This single method should net you thousands over a 5+ year period.
If there is one thing I have learned with rental property, it’s that there many ways to get to the same destination. Everyone has their own strategies and ways of business. I find it fascinating to learn how certain investors do things and see what I can pick up to add to my own strategies. I have managed for all types of investors and had a front row seat on how crucial decisions have played out. This has given me a unique perspective and shaped how I manage my own investments. Now by no means am I re-inventing the wheel here, but there is one question I ask my self every time there is a decision to be made:
What decision will make me the most money over a long period of time?
It’s a very simple question, but what it does is completely removes me from the moment and allows me to get a macro level view, versus the in the moment micro level view. When we can zoom out, many times we can see the entire picture a little clearer. What is my goal, make the most amount of money this month, or over a 5, 10, or even a 20 year period? This perspective forces me to make good, solid, long term decisions that will serve my investment well. Let me give a few examples:
- 20 year old AC breaks and needs a new compressor. In the moment thinking says replace the compressor for $1000 rather than replace the ancient unit for $4000. That saves money now and helps that given year’s return. But is that the wisest choice? Is putting $1000 into an old unit that will inevitably have to be replaced anyways down the road a good call? Does having a newer, more efficient unit keep my tenant happier and promote long term tenancy? Will it allow me to get a higher rent? Let me tell you, I’ve rented to tenants who were moving due to high utility bills, constant issues with their AC, and I’ve lost tenants due to the same. I’m with you, it sucks to dump $4000 into a new AC unit, but it does improve the product and can be argued quite well that it is the best long term decision.
- Tenant causing problems in a multi-unit building. It’s hard to kick out a paying tenant, and many investors put up with way too much sometimes to avoid the dreaded vacancy and loss of rent. Most of the time they don’t consider the collateral damage they will inevitably incur by keeping the problem tenant. When you take my approach and zoom out, it makes it really easy to remove the problem tenant. You deep down know they are not a long term fit, you know they will end up running off your good tenants, so rip the band aid off and get it over with. From a long term perspective, it is the right decision every time.
- It’s a little slow renting a unit and a risky applicant applies. This scenario is where I see most investors get into trouble.
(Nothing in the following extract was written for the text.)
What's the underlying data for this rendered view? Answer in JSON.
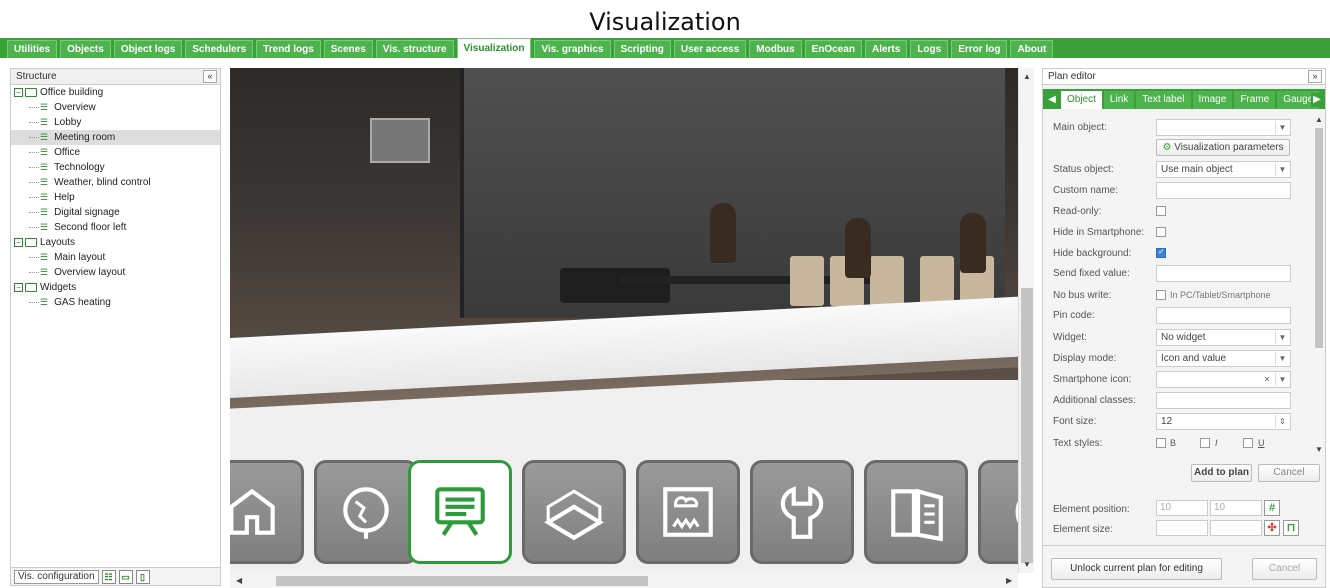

They are completely immersed in the ‘now’ and end up making a poor choice that ends up costing them thousands. Many times it is because they are charging a rent that is too high, and in turn don’t have the quality options to choose from. So rather than let their property sit vacant, they take the chance. On the other hand, if you ask yourself the golden question, will this decision make me the most money now, or the most money over the next 5 years? The answer becomes quite clear and you can avoid the high risk tenant that quite frankly, is not worth the risk.
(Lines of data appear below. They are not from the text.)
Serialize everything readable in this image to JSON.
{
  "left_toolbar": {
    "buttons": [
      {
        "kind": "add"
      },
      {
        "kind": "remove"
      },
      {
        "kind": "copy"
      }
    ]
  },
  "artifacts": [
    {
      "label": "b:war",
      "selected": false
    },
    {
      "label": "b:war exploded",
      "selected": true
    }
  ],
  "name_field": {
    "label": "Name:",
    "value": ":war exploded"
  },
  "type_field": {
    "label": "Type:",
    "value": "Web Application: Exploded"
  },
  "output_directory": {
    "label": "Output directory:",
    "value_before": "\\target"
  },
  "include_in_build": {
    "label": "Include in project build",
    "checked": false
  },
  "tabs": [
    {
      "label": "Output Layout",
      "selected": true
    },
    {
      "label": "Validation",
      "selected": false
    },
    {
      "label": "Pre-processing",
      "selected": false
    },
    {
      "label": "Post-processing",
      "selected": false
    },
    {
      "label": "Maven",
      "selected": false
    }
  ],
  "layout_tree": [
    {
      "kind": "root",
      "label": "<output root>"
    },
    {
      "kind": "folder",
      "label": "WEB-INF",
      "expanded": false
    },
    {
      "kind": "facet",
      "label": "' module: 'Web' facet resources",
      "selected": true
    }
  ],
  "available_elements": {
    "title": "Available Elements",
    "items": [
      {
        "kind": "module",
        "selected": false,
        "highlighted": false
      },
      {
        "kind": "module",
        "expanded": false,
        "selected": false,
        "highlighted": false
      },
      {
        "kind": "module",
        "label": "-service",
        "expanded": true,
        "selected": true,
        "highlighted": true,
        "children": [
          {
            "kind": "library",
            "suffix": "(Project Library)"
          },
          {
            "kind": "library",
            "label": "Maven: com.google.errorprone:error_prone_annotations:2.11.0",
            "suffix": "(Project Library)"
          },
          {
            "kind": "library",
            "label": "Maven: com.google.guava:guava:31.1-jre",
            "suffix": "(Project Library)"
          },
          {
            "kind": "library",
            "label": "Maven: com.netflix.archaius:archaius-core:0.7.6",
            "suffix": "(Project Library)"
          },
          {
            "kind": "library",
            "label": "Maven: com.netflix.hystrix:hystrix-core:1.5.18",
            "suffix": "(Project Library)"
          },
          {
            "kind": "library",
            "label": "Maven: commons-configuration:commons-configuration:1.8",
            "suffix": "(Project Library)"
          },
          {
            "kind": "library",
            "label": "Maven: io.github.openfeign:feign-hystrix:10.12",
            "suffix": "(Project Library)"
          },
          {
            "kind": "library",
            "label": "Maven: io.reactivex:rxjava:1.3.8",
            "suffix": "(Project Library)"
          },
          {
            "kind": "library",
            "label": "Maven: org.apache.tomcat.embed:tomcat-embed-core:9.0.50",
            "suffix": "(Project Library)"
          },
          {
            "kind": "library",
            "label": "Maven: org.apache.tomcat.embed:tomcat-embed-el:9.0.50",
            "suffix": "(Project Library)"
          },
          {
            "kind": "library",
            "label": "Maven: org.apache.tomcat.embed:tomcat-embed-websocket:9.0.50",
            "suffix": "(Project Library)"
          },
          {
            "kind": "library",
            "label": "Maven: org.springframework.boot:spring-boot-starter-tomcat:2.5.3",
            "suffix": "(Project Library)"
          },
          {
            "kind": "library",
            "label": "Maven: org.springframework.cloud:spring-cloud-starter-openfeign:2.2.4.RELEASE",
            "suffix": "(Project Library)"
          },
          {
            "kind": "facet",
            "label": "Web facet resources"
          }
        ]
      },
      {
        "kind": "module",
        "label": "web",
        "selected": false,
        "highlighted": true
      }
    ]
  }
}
- Send the plumber or handyman on a tub leak. I’m all about the handyman on minor things, but one thing I’ve learned is when there is a shower valve, or any other slightly more complicated plumbing issue, the plumber is the way to go. Short term thinking says go with the handyman, I’ll get a better deal. The experienced, long term question of ‘what will net me the most money over the long haul’ says use the plumber. Yes, it costs more, but my experience has proven that the problem goes away for good. When you get the handyman tackling issues like that, it always seems to come back at some point. This is a minor example, but still holds true to the philosophy and approach.
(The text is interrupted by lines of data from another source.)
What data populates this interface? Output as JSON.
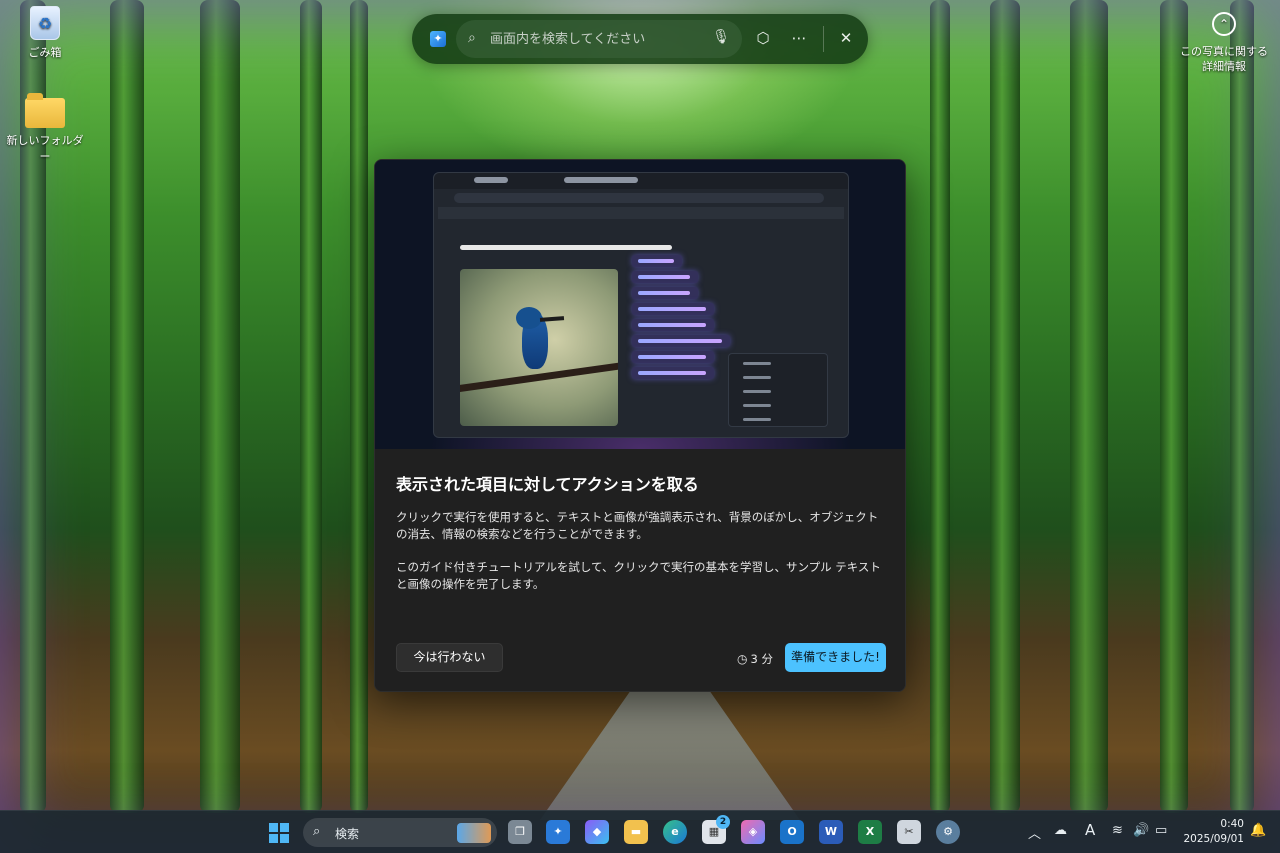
{
  "desktop": {
    "icons": [
      {
        "label": "ごみ箱",
        "icon": "recycle-bin-icon"
      },
      {
        "label": "新しいフォルダー",
        "icon": "folder-icon"
      }
    ],
    "info_corner_label": "この写真に関する詳細情報"
  },
  "search_bar": {
    "placeholder": "画面内を検索してください",
    "icons": [
      "copilot-logo-icon",
      "search-icon",
      "microphone-icon",
      "cube-icon",
      "more-icon",
      "close-icon"
    ]
  },
  "dialog": {
    "title": "表示された項目に対してアクションを取る",
    "paragraph_1": "クリックで実行を使用すると、テキストと画像が強調表示され、背景のぼかし、オブジェクトの消去、情報の検索などを行うことができます。",
    "paragraph_2": "このガイド付きチュートリアルを試して、クリックで実行の基本を学習し、サンプル テキストと画像の操作を完了します。",
    "secondary_button": "今は行わない",
    "duration": "3 分",
    "primary_button": "準備できました!"
  },
  "taskbar": {
    "search_label": "検索",
    "store_badge": "2",
    "time": "0:40",
    "date": "2025/09/01",
    "ime_indicator": "A",
    "colors": {
      "accent": "#4cc2ff",
      "taskbar_bg": "#1c2830"
    }
  }
}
This approach will help guide the right decisions in most cases. I see far too many investors relying only on short term money decisions, which differed maintenance, less quality tenants, and ultimately costs them thousands over time. Most of us bought rentals for the long term benefit, so make the decisions now that will best serve that original plan.